Wherever "data" occurs in the entries, copy the line that holds it.

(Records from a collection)
/---
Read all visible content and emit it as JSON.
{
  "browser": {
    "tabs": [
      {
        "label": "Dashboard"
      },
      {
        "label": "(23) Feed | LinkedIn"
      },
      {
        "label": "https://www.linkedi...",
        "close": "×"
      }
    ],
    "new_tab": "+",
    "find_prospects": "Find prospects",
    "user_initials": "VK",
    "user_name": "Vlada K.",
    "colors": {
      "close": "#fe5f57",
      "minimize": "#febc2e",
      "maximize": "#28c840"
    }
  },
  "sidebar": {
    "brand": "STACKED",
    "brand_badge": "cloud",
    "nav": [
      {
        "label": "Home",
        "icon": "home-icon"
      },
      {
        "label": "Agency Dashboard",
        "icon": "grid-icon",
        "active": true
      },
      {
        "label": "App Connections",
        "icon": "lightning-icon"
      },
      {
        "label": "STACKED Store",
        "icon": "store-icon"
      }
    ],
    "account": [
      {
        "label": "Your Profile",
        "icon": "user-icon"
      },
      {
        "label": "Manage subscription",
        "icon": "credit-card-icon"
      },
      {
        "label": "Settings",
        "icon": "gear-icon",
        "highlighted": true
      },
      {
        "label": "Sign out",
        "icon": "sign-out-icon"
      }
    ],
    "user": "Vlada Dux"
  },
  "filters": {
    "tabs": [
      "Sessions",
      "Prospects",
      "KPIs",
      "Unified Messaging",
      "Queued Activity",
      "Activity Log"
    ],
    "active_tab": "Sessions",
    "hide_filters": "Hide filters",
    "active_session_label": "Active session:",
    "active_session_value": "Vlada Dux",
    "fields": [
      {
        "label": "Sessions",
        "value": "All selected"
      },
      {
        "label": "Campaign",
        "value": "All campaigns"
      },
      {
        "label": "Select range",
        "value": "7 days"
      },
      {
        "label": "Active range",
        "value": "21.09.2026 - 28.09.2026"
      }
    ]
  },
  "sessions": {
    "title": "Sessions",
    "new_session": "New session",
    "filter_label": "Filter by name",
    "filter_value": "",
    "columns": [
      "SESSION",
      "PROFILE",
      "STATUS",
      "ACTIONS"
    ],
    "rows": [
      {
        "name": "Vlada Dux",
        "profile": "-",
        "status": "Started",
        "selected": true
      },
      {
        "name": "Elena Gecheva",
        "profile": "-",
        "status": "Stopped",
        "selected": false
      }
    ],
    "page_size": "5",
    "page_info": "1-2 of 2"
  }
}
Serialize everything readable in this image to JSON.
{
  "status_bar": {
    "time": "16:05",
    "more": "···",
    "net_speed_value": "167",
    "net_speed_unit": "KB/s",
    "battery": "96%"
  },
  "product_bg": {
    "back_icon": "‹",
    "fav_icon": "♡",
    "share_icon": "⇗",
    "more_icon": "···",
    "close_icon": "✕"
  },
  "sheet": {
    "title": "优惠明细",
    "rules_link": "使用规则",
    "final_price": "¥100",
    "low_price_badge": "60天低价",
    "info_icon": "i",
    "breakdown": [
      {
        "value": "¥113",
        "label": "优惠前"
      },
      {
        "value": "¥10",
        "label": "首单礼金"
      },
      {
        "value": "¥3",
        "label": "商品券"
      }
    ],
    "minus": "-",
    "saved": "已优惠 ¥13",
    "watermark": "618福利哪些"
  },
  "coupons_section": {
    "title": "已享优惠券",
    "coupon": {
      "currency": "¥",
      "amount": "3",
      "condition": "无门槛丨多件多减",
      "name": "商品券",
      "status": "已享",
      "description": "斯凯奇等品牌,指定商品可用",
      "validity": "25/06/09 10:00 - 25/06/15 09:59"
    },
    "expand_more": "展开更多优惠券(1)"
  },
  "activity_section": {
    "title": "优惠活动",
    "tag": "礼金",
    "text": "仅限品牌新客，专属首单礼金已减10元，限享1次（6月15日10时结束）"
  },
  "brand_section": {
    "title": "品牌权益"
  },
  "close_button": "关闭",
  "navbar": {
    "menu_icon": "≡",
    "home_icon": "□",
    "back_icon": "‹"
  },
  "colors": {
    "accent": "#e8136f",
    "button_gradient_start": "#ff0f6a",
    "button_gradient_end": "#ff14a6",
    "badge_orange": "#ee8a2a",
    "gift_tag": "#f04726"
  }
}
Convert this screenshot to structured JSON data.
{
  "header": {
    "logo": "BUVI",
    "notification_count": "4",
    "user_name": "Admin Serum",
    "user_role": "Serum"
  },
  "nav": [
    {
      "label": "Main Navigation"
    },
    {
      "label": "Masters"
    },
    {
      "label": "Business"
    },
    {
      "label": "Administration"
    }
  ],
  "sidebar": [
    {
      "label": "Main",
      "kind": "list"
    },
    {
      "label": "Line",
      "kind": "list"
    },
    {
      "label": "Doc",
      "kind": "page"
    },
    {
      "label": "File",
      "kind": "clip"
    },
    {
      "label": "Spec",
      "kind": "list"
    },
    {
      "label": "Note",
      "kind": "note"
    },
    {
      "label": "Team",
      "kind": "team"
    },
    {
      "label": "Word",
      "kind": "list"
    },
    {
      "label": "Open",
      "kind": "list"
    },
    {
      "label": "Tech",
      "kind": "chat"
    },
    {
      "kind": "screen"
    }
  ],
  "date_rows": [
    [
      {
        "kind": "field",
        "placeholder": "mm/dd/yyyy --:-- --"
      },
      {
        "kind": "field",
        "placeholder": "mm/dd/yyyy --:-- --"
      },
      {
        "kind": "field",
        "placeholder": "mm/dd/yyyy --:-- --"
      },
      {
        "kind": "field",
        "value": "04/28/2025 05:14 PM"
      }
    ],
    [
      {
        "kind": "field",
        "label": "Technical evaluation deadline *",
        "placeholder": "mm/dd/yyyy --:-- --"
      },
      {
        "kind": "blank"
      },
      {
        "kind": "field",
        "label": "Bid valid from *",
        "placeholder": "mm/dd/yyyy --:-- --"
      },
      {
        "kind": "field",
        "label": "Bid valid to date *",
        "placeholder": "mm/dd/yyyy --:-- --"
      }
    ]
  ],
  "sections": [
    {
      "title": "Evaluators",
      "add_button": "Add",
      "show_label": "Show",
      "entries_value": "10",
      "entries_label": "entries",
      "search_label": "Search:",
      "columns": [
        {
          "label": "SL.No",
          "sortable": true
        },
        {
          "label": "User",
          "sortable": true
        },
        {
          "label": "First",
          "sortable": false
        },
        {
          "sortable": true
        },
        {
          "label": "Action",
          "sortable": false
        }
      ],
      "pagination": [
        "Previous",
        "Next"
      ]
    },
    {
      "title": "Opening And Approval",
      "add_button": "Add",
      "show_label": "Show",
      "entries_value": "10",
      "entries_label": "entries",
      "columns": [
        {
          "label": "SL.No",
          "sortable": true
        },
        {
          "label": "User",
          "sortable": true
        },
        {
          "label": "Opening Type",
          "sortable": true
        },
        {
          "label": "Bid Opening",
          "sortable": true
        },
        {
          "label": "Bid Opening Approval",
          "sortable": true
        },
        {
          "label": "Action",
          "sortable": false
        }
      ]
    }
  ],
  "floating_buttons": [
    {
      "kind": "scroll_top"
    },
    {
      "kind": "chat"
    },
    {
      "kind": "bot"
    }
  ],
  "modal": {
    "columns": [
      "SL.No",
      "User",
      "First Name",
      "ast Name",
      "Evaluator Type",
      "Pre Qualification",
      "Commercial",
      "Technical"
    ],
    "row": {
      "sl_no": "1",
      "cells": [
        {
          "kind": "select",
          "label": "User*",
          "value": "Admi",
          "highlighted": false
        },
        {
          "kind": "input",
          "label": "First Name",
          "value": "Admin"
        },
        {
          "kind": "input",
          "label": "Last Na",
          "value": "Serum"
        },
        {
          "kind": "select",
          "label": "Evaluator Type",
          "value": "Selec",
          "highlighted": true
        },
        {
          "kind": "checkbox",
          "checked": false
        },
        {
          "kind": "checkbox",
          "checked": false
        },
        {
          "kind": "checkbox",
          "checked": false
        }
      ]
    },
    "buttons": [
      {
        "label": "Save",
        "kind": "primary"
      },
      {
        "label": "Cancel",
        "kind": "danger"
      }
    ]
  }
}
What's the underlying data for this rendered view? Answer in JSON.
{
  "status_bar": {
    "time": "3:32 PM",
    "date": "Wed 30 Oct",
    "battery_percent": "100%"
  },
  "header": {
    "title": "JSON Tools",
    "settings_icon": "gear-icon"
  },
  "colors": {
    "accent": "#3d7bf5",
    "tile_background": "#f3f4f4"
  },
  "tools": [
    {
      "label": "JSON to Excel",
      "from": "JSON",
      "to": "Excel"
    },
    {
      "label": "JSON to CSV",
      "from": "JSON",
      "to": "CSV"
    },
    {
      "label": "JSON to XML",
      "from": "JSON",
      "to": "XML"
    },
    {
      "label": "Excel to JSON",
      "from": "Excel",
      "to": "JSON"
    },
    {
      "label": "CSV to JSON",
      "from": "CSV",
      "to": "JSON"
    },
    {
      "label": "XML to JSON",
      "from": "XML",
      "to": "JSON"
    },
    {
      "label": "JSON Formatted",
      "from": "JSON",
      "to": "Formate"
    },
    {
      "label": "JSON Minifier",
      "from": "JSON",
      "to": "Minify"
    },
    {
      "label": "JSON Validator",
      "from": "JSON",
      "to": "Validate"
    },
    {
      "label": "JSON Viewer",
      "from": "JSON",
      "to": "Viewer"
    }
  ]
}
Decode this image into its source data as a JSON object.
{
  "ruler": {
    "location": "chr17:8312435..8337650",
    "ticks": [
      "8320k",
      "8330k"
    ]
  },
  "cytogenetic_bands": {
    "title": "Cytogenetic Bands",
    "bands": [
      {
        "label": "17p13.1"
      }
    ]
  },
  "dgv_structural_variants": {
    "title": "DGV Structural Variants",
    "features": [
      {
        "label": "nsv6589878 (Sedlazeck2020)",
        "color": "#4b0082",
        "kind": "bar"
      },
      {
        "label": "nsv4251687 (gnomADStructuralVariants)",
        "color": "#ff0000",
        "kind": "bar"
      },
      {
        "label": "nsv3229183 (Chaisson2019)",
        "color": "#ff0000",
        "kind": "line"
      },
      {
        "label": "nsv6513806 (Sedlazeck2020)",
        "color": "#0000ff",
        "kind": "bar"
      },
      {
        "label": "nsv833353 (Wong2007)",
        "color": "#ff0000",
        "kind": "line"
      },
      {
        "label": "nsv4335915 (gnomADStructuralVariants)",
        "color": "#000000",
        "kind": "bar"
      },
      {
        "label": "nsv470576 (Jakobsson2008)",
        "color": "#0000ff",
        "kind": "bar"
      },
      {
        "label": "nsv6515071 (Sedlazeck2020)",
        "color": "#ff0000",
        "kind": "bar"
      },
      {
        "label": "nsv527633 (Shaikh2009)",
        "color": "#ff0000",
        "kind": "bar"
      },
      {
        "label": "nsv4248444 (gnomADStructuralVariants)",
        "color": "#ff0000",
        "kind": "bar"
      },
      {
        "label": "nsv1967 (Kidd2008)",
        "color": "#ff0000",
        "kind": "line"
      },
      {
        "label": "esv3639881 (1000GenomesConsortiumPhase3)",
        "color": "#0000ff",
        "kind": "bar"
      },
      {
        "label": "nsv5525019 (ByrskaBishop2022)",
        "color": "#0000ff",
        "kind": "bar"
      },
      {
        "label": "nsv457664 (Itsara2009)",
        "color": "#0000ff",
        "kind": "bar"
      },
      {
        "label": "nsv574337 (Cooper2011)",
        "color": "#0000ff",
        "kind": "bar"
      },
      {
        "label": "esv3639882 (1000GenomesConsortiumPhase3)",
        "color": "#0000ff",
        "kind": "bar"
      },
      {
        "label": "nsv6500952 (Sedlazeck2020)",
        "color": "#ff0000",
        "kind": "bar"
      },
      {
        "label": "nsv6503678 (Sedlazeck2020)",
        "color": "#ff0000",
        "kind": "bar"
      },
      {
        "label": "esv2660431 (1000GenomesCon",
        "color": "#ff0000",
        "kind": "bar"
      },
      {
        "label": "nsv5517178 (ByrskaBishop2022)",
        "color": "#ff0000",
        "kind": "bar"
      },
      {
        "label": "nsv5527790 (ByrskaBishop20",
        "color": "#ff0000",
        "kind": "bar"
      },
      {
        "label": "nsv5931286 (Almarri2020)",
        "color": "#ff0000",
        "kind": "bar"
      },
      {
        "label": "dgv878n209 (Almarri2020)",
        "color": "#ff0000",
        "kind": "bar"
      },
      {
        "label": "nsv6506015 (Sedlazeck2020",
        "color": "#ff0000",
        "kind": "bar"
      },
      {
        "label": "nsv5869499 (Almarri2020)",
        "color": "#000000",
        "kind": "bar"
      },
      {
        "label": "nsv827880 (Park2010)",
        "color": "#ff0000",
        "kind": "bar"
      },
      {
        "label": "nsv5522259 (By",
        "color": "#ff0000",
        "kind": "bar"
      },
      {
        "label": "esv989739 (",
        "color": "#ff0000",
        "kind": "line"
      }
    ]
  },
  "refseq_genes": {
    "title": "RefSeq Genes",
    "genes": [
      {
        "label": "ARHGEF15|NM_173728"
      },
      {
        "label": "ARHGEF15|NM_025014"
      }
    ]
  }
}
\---
Answer to this exercise:
Convert this screenshot to structured JSON data.
What's the underlying data for this rendered view? Answer in JSON.
Decode this image into its source data as a JSON object.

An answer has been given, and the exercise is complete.